------ Data for review

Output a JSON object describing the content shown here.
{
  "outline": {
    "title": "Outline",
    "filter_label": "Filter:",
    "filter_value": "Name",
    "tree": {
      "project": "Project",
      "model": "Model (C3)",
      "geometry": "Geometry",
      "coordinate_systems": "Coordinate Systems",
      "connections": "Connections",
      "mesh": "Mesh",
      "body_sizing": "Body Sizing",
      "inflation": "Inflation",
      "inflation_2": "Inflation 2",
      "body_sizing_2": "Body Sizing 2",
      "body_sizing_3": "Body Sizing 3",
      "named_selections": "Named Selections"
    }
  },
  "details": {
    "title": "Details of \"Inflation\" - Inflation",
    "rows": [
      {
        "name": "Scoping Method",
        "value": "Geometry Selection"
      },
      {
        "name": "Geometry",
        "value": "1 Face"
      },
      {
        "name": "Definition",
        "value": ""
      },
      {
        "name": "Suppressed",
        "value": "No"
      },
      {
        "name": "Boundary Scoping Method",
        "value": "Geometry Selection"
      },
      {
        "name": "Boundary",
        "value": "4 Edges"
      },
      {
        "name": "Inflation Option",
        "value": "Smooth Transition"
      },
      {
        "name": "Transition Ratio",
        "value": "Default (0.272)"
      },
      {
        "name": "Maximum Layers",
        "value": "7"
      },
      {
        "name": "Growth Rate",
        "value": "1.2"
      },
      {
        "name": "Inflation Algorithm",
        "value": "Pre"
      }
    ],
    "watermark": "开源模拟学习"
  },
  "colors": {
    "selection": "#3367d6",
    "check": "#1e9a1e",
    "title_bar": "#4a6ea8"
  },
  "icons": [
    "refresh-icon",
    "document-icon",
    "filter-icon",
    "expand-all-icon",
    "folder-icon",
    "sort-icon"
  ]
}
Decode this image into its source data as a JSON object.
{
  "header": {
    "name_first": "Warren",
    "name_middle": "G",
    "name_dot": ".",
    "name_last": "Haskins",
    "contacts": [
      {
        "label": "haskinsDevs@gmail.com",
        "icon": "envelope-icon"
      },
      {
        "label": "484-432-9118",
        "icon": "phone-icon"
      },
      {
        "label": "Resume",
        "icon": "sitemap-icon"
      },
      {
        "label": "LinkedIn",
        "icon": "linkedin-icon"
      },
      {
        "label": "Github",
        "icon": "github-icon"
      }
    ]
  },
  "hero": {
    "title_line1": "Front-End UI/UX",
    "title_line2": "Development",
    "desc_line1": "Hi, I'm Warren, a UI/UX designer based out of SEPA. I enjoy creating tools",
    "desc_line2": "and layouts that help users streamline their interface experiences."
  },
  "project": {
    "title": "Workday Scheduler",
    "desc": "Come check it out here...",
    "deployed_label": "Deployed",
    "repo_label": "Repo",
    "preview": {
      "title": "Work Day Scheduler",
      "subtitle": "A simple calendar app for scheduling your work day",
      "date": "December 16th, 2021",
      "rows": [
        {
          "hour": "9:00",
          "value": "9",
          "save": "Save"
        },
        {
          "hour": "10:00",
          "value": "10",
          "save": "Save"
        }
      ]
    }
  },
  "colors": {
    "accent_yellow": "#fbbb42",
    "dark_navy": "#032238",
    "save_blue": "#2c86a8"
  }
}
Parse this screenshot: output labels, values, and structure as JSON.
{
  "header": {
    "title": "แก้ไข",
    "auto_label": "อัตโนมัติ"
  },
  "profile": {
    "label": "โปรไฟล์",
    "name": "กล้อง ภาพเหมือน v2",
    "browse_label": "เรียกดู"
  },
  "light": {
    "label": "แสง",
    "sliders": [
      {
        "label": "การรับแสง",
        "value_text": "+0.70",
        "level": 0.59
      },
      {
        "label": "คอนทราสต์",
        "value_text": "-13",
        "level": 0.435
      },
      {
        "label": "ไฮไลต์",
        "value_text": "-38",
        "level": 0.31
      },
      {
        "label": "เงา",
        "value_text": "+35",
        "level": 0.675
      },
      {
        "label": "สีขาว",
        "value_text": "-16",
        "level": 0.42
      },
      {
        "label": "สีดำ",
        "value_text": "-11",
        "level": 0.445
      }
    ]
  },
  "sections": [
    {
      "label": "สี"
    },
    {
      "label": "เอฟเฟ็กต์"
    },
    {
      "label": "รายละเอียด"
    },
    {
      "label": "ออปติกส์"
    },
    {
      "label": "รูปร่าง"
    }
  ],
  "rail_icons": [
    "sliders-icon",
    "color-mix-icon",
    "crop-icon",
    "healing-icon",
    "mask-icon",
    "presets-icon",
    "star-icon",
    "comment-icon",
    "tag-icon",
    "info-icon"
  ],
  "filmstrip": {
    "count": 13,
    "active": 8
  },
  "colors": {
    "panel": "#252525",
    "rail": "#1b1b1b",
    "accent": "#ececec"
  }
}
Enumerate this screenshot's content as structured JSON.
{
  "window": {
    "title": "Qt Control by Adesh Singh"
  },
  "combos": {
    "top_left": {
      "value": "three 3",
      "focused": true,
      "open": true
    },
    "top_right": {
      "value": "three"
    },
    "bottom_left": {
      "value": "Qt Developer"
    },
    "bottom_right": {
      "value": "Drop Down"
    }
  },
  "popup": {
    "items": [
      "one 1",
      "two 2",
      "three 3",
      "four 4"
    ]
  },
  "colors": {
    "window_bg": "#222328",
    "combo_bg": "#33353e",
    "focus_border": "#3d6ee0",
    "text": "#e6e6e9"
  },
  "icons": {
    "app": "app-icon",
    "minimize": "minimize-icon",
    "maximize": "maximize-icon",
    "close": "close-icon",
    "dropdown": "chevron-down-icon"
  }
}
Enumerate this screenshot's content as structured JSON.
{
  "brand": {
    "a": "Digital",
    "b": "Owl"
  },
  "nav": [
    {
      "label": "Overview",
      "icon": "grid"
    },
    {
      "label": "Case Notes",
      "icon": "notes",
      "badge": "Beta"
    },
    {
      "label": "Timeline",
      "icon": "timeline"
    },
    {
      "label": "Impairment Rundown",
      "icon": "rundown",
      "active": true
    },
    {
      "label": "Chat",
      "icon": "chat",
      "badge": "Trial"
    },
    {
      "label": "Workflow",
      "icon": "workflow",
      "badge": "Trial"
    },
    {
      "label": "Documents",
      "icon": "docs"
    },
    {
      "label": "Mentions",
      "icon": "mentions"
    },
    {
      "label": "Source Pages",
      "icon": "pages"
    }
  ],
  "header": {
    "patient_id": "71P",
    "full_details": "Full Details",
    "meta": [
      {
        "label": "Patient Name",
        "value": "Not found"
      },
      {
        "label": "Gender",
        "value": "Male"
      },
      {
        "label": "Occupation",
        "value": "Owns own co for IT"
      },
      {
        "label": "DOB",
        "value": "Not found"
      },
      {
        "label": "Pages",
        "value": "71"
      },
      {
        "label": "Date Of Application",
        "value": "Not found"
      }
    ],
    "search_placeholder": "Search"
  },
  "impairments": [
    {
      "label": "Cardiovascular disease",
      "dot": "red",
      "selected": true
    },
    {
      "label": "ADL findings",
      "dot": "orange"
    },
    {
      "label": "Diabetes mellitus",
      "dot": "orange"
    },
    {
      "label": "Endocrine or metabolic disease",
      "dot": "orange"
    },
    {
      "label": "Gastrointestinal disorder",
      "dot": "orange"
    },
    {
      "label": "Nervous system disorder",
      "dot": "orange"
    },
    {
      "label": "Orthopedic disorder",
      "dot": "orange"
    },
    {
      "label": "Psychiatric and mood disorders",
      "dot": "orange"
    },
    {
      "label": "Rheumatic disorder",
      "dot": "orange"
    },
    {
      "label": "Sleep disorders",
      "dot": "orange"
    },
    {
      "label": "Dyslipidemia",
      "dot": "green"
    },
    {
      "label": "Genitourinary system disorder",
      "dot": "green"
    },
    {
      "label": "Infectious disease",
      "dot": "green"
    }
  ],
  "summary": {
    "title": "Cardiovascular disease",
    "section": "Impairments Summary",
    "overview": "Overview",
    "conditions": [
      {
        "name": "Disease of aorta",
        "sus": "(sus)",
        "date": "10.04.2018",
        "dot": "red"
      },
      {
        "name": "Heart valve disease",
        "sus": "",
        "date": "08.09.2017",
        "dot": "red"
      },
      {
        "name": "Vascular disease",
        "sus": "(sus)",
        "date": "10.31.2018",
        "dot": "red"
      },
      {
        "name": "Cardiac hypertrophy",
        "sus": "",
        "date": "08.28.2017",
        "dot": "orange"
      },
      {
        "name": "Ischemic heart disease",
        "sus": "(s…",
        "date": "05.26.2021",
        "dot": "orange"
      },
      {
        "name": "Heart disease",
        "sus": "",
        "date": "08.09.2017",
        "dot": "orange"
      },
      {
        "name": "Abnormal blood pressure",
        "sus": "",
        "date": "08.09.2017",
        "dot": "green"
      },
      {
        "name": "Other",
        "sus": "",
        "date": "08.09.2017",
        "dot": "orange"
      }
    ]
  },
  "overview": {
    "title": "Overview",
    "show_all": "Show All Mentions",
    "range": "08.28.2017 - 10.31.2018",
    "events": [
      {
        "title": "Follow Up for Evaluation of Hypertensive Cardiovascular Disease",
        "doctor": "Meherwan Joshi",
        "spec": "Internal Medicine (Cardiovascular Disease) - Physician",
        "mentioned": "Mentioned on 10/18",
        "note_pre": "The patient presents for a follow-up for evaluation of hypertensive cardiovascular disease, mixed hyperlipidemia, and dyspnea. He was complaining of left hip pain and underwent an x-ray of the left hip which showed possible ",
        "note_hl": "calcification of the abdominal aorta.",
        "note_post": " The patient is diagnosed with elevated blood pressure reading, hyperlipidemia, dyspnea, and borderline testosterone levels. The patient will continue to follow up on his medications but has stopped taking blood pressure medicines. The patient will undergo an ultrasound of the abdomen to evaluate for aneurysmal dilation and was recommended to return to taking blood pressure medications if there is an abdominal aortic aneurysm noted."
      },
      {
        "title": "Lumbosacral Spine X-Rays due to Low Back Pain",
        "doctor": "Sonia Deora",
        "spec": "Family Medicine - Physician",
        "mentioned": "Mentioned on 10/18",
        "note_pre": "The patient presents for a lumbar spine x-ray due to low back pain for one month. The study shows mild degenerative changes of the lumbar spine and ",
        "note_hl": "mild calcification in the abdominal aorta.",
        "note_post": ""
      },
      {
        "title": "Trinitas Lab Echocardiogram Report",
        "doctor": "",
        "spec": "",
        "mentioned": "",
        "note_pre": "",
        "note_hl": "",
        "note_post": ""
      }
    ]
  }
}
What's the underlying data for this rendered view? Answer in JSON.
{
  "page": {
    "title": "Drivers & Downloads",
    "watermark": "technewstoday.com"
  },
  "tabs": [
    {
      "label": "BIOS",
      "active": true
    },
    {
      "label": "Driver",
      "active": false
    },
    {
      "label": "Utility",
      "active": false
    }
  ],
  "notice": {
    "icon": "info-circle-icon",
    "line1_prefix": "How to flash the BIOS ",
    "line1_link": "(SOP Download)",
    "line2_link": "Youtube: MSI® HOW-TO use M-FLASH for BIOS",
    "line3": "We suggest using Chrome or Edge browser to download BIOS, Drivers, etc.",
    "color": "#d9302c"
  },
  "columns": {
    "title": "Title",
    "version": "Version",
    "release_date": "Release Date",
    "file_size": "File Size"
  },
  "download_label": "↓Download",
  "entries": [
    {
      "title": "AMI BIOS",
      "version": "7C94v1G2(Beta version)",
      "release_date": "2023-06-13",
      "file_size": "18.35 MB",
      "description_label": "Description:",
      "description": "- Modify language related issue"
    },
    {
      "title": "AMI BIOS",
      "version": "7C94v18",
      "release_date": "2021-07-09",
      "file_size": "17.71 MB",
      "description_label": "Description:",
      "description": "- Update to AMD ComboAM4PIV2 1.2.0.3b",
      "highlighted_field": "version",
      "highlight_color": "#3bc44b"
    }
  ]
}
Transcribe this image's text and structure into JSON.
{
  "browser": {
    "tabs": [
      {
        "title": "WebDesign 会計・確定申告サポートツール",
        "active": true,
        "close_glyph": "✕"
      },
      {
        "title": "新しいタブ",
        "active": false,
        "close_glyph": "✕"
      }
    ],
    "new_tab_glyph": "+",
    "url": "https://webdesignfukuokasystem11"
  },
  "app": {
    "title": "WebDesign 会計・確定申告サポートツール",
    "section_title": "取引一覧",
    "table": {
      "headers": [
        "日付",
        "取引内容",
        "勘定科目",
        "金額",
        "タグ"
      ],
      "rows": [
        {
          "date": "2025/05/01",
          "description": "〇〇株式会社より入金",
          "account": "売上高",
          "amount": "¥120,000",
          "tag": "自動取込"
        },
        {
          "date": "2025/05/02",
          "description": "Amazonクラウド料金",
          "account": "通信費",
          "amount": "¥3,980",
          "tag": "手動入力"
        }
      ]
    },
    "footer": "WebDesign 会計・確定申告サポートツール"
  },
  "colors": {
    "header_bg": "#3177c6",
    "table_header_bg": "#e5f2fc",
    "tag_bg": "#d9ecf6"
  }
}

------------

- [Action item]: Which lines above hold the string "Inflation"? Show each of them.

- [Finished task]:
      "inflation": "Inflation",
      "inflation_2": "Inflation 2",
    "title": "Details of \"Inflation\" - Inflation",
        "name": "Inflation Option",
        "name": "Inflation Algorithm",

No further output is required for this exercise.